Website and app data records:

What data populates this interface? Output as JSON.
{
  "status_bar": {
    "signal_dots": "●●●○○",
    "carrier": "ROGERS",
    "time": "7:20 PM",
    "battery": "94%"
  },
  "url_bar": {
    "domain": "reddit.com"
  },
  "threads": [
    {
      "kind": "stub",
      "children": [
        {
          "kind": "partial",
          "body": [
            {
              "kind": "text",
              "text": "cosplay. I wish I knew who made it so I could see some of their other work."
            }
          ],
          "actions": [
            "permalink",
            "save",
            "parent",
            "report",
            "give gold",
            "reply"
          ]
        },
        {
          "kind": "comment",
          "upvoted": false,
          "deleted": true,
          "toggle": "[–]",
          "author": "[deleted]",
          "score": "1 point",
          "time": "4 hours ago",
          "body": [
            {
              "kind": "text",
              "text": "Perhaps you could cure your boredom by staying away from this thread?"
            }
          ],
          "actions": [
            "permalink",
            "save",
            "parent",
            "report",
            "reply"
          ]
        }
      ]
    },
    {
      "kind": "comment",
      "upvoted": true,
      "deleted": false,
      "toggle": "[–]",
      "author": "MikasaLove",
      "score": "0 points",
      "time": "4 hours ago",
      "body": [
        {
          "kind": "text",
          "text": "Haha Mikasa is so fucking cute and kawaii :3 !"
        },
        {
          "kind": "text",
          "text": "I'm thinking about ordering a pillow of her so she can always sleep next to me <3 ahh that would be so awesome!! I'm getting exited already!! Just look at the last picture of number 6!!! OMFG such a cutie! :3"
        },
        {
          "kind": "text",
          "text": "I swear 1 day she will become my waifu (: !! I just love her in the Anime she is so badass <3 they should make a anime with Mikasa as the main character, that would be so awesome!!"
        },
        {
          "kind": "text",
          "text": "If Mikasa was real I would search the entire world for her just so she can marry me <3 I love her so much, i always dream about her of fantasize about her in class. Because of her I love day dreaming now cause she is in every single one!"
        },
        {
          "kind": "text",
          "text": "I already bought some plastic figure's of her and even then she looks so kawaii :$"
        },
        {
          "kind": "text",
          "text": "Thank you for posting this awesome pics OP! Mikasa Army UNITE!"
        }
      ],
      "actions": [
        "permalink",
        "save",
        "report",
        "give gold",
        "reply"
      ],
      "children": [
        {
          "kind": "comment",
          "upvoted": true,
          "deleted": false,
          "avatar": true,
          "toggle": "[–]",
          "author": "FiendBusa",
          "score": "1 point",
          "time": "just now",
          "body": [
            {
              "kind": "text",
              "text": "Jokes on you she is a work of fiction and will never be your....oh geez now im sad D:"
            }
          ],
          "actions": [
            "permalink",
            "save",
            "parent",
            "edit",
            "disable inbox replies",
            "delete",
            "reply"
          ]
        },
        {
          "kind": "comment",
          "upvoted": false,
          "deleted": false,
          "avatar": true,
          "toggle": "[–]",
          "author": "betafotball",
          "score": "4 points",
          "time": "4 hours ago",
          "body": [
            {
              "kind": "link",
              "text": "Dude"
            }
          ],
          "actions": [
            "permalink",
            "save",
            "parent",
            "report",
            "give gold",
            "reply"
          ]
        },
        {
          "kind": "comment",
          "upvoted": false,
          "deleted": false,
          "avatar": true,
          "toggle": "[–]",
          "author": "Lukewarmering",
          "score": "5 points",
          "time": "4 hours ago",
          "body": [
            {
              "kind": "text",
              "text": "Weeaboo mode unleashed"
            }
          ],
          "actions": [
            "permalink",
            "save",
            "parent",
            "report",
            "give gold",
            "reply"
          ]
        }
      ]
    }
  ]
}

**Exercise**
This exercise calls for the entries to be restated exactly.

**Output of the exercise**
What data populates this interface? Output as JSON.
{
  "status_bar": {
    "signal_dots": "●●●○○",
    "carrier": "ROGERS",
    "time": "7:20 PM",
    "battery": "94%"
  },
  "url_bar": {
    "domain": "reddit.com"
  },
  "threads": [
    {
      "kind": "stub",
      "children": [
        {
          "kind": "partial",
          "body": [
            {
              "kind": "text",
              "text": "cosplay. I wish I knew who made it so I could see some of their other work."
            }
          ],
          "actions": [
            "permalink",
            "save",
            "parent",
            "report",
            "give gold",
            "reply"
          ]
        },
        {
          "kind": "comment",
          "upvoted": false,
          "deleted": true,
          "toggle": "[–]",
          "author": "[deleted]",
          "score": "1 point",
          "time": "4 hours ago",
          "body": [
            {
              "kind": "text",
              "text": "Perhaps you could cure your boredom by staying away from this thread?"
            }
          ],
          "actions": [
            "permalink",
            "save",
            "parent",
            "report",
            "reply"
          ]
        }
      ]
    },
    {
      "kind": "comment",
      "upvoted": true,
      "deleted": false,
      "toggle": "[–]",
      "author": "MikasaLove",
      "score": "0 points",
      "time": "4 hours ago",
      "body": [
        {
          "kind": "text",
          "text": "Haha Mikasa is so fucking cute and kawaii :3 !"
        },
        {
          "kind": "text",
          "text": "I'm thinking about ordering a pillow of her so she can always sleep next to me <3 ahh that would be so awesome!! I'm getting exited already!! Just look at the last picture of number 6!!! OMFG such a cutie! :3"
        },
        {
          "kind": "text",
          "text": "I swear 1 day she will become my waifu (: !! I just love her in the Anime she is so badass <3 they should make a anime with Mikasa as the main character, that would be so awesome!!"
        },
        {
          "kind": "text",
          "text": "If Mikasa was real I would search the entire world for her just so she can marry me <3 I love her so much, i always dream about her of fantasize about her in class. Because of her I love day dreaming now cause she is in every single one!"
        },
        {
          "kind": "text",
          "text": "I already bought some plastic figure's of her and even then she looks so kawaii :$"
        },
        {
          "kind": "text",
          "text": "Thank you for posting this awesome pics OP! Mikasa Army UNITE!"
        }
      ],
      "actions": [
        "permalink",
        "save",
        "report",
        "give gold",
        "reply"
      ],
      "children": [
        {
          "kind": "comment",
          "upvoted": true,
          "deleted": false,
          "avatar": true,
          "toggle": "[–]",
          "author": "FiendBusa",
          "score": "1 point",
          "time": "just now",
          "body": [
            {
              "kind": "text",
              "text": "Jokes on you she is a work of fiction and will never be your....oh geez now im sad D:"
            }
          ],
          "actions": [
            "permalink",
            "save",
            "parent",
            "edit",
            "disable inbox replies",
            "delete",
            "reply"
          ]
        },
        {
          "kind": "comment",
          "upvoted": false,
          "deleted": false,
          "avatar": true,
          "toggle": "[–]",
          "author": "betafotball",
          "score": "4 points",
          "time": "4 hours ago",
          "body": [
            {
              "kind": "link",
              "text": "Dude"
            }
          ],
          "actions": [
            "permalink",
            "save",
            "parent",
            "report",
            "give gold",
            "reply"
          ]
        },
        {
          "kind": "comment",
          "upvoted": false,
          "deleted": false,
          "avatar": true,
          "toggle": "[–]",
          "author": "Lukewarmering",
          "score": "5 points",
          "time": "4 hours ago",
          "body": [
            {
              "kind": "text",
              "text": "Weeaboo mode unleashed"
            }
          ],
          "actions": [
            "permalink",
            "save",
            "parent",
            "report",
            "give gold",
            "reply"
          ]
        }
      ]
    }
  ]
}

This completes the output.